Simultaneously, El Puente began working on neighborhood revitalization (like developing adequate housing in south central El Paso) and community building through cultural arts programs and healthy living initiatives (maintaining La Mujer Obrera’s list of basic human rights from 1981). El Puente, in partnership with La Mujer Obrera, revitalized four decaying buildings in the effort to establish locations to train women and provide employment opportunities while developing south central El Paso. These spaces included Café Mayapán, Rayito de Sol Daycare, the Uxmal Apartments, and Mercado Mayapán. On February 2, 2001, La Mujer Obrera opened Café Mayapán, which the organization calls a social enterprise due to its social purpose. Café Mayapán has aided in developing south central El Paso by providing women jobs, training workers, contracting local venders, and by becoming an event center for local groups. Rayito de Sol Daycare, which was established in 2000, provides low-income families with childcare as well as a learning center for mothers, grandmothers, and children. The Uxmal Apartments are low-income housing that provide a safe environment with “middle class” amenities amidst a deteriorating neighborhood.

Mercado Mayapán was a revitalized former 40,000-square-foot garment plant through which La Mujer Obrera attempted to develop an economic center for south central El Paso. The space opened in 2009 and like Café Mayapán was a social enterprise housed in a Mexican mercado or market that included a local farmer’s market, artisan booths, and a large stage for the performing arts.
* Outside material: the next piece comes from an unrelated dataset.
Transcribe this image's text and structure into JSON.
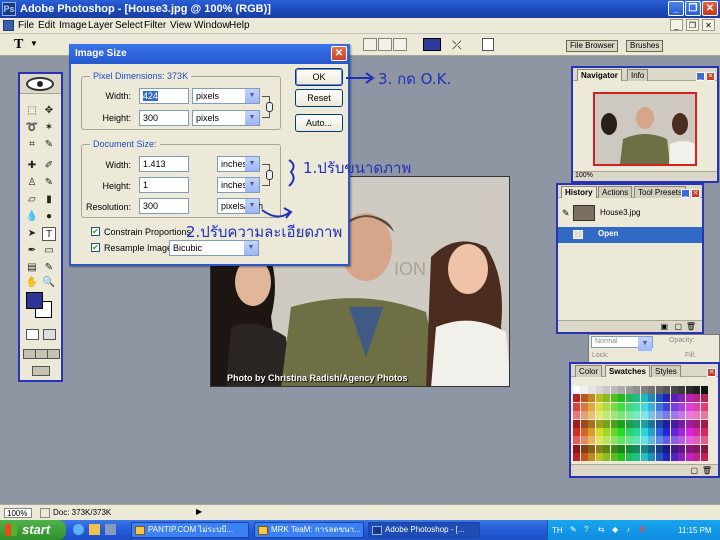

Mercado Mayapán also included a cultural museum (Museo Mayachén) and a technology center (Chicana Media Center) open to the south central El Paso community. Mercado Mayapán provided a community space where people of Mexican origin could practice their culture while building a local economic hub. After closing for a time, Mercado Mayapán reopened as Café Mayapán at a new location in early 2013. As is evident, La Mujer Obrera has grown and transformed in order to continue addressing border women’s needs into the twenty-first century.

BIBLIOGRAPHY: 

Rodolfo F. Acuña, Occupied America: A History of Chicanos, 7th ed. (New York: Longman, 2010). Lorena Andrade, Interview by Joel Zapata, October 15, 2011. Dallas Morning News, November 27 1996. Fellows: Cecilia Rodriguez, Petra Foundation (http://www.petrafoundation.org/fellows/cecilia-rodriguez/), accessed November 20, 2013. Rachael Kamel, “Women, Solidarity & the Global Factory,” Labor Research Review, Vol. 1, No. 13 (1989). La Mujer Obrera (http://www.mujerobrera.org/), accessed November 20, 2013. “La Mujer Obrera and Centro Mayapán: Bridging the Development Abyss for Women Workers on the Border,” La Mujer Obrera (http://caseygrants.org/wp-content/uploads/2012/04/position-paper-revised-aug-1-2.pdf), accessed November 20, 2013. Las Cruces (New Mexico) Sun-News, August 18, 2008. Yolanda Chávez Leyva, “‘Por la Raza y Para la Raza’: A Look at Tejana Activists 1900–1998” (http://utminers.utep.edu/yleyva/Tejana%20Activists.htm), accessed November 1, 2011. Elizabeth “Betita” Martínez, 500 Years of Chicana Women’s History/500 Años de la Mujer Chicana, bilingual ed. (New Brunswick, New Jersey: Rutgers University Press, 2008). New York Times, November 28, 1990; June 23, 1998. “Three years later, NAFTAs effects still debated,” CNN, June 30, 1997 (http://articles.cnn.com/1997-06-30/us/9706_30_nafta_1_job-losses-la-mujer-obrera-american-workers?_s=PM:US), accessed November 20, 2013. Rosalía Solórzano Torres and Francisca L. James Hernández, eds., Chicana Studies: An Introduction (Dubuque, Iowa: Kendall Hunt Publishing Company, 2010).

Joel Zapata

Citation

The following, adapted from the Chicago Manual of Style, 15th edition, is the preferred citation for this article.

Joel Zapata, "LA MUJER OBRERA OF EL PASO," Handbook of Texas Online (http://www.tshaonline.org/handbook/online/articles/ocl01), accessed April 20, 2014. Uploaded on November 22, 2013. Published by the Texas State Historical Association.